In the last two weeks, a significant Clinton lead has nearly vanished, especially in key swing states such as Ohio, Nevada, and Florida. What happened?
A Presidential race will have many up and downs, but many observers cite Clinton's post-convention bounce, plus Trump's inability to stay focused, as reasons Clinton opened up a late August lead. But in mid-September, alarm bells are ringing in Dem camps. Trump has become less combative with fellow Republicans (and fellow Americans like the Khan family), and has put more time into policy outlines and scripted speeches. Clinton still has greater detail in her policy outlines, but has had unforced errors such as calling many Americans "deplorable," which to some mirror the infamous 2012 Mitt Romney comment about 47% of Americans being "entitled." (Her health scare on 9/11 didn't help her cause in the near term either.)
And all this before we have had one debate between the two.
But back to the key states this fall. Ohio has voted for the Presidential winner every time since...1964. It is a classic bellwether of how Americans as a whole view the direction of their nation, and the relative worth of the candidates. On August 27, Clinton had a 45 to 40 percent lead in Ohio. Today, the race is essentially tied.
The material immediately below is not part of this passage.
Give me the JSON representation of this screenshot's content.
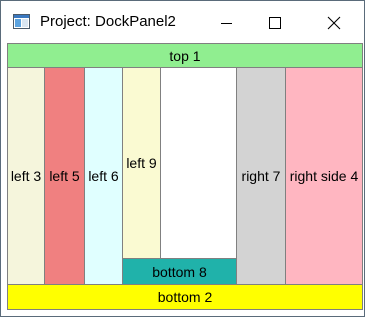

In response, according to The Hill, Senators Elizabeth Warren and Bernie Sanders are scheduled to canvas the state this weekend for the Clinton campaign. This is interesting, because it suggests that Clinton needs to boost turnout among core Dems, rather than looking for independent voters in the Buckeye State. It also suggests her camp is concerned about underperforming among key Dem constituencies (young, Hispanic, and African-American households) relative to the President in 2008 and 2012.
To be clear: both major candidates still have relatively high negatives. And there is still lots of time, and ups and downs, before election day.
But to know what the US is thinking as a whole, keep Ohio in mind at all times.